# DATA FOR THIS EXERCISE
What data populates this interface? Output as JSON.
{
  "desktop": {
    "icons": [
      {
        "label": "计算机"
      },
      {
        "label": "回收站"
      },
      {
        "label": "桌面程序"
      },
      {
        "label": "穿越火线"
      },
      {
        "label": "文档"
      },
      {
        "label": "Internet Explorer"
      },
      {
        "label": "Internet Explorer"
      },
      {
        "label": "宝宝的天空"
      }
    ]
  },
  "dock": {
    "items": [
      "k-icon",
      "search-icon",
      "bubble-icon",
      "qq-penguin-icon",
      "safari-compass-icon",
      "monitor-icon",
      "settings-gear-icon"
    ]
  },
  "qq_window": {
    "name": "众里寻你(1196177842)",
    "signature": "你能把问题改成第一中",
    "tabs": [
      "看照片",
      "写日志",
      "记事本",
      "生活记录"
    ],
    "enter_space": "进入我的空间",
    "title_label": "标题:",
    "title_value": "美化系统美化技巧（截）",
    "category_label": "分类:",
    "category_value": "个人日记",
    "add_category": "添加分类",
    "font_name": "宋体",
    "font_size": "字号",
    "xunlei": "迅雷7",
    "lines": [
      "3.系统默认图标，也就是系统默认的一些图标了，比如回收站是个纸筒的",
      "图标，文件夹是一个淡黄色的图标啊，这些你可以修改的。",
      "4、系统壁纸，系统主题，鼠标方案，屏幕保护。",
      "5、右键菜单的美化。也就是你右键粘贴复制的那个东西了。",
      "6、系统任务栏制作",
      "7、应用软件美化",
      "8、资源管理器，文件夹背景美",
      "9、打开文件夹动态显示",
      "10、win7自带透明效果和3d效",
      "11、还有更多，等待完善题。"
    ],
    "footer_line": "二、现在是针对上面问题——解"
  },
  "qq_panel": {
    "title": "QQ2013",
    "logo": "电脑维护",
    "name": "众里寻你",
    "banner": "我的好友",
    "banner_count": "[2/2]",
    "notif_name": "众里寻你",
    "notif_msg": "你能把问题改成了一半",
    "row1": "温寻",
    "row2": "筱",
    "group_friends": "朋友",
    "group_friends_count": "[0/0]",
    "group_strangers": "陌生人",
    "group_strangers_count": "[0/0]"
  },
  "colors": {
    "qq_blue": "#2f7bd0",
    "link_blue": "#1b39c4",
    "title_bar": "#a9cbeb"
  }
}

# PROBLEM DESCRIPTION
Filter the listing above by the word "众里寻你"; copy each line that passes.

# RESPONSE TO THE EXERCISE
    "name": "众里寻你(1196177842)",
    "name": "众里寻你",
    "notif_name": "众里寻你",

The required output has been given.